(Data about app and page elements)
====
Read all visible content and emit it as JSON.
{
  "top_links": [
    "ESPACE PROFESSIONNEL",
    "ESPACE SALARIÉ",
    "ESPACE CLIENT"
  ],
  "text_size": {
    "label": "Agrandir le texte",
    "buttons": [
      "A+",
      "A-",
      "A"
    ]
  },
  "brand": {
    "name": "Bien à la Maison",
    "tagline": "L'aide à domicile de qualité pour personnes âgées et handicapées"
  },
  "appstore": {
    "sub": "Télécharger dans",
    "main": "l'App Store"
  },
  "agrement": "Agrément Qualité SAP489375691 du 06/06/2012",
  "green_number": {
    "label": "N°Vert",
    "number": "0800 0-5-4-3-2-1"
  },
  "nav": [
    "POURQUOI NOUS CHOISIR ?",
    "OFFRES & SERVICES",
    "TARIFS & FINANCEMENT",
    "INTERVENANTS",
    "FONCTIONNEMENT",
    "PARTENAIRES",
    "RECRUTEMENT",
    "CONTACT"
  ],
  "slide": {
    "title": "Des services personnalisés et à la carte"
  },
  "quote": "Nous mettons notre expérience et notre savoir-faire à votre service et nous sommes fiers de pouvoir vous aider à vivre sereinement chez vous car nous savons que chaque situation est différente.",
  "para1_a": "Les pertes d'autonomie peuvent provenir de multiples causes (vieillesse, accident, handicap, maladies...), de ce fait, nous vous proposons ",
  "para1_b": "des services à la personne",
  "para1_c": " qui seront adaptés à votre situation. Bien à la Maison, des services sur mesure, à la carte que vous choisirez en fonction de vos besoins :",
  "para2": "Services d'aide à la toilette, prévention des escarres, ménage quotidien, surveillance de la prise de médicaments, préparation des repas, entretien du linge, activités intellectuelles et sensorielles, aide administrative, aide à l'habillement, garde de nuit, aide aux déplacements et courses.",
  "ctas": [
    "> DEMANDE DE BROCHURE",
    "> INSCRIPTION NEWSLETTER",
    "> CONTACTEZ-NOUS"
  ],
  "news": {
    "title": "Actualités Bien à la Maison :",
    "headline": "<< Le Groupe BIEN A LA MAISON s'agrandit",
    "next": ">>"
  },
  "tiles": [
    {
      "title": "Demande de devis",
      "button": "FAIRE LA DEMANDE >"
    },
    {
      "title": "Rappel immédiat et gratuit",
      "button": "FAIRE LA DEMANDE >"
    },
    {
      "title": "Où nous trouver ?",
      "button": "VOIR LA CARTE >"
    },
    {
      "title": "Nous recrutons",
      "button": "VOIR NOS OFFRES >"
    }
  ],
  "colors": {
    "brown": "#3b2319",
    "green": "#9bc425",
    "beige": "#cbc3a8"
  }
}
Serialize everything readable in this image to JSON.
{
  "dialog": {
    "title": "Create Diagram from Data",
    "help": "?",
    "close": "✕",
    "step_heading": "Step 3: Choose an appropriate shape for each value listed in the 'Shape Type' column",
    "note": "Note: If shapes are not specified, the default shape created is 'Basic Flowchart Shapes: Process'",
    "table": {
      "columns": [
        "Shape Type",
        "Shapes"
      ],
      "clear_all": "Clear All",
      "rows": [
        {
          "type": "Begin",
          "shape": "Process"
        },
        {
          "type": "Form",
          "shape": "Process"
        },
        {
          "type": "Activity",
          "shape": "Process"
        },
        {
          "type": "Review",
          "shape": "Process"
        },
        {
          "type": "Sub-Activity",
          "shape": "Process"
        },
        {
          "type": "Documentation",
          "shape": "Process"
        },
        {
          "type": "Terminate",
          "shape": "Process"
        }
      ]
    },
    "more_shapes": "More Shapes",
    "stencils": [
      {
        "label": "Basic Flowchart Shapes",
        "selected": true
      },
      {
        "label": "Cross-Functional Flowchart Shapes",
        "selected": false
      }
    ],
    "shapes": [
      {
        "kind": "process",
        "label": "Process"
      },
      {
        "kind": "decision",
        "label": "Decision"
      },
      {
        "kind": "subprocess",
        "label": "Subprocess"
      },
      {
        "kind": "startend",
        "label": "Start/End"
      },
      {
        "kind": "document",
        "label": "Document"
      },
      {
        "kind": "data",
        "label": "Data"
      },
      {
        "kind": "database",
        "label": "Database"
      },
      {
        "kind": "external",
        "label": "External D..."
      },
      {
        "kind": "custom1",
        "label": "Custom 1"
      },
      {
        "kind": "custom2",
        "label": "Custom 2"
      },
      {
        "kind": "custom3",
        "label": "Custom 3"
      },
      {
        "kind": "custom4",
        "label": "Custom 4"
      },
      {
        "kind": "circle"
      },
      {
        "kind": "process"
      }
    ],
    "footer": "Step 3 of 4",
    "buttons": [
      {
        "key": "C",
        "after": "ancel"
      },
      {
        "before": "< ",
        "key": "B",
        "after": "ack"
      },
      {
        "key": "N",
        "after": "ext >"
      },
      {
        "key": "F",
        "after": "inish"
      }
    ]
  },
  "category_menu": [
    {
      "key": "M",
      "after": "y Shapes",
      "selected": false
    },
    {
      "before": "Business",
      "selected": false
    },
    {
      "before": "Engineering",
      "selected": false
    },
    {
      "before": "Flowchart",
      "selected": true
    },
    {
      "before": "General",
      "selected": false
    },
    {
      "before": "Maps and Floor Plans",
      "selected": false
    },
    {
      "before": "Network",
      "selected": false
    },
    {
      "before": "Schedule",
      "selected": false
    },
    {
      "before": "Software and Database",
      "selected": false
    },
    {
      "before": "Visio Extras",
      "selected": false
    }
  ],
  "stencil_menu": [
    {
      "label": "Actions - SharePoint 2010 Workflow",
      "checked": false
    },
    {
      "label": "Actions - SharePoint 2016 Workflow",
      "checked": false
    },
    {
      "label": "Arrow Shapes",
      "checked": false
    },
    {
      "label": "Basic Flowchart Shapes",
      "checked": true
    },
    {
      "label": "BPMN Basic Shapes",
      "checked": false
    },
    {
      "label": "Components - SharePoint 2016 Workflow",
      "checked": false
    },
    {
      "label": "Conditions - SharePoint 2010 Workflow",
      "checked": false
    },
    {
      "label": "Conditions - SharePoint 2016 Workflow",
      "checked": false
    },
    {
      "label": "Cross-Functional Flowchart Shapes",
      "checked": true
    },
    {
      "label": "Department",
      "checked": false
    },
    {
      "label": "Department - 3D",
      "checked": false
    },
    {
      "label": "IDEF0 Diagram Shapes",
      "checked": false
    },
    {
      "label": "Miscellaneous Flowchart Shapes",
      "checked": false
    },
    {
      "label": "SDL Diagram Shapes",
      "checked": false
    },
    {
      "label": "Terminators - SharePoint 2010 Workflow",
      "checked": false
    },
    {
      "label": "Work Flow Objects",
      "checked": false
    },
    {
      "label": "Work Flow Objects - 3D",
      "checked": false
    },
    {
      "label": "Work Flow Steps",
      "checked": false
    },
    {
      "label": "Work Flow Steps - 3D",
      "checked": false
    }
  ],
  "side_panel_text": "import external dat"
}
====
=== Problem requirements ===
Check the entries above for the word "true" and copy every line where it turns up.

=== Result of this task ===
        "selected": true
      "selected": true
      "checked": true
      "checked": true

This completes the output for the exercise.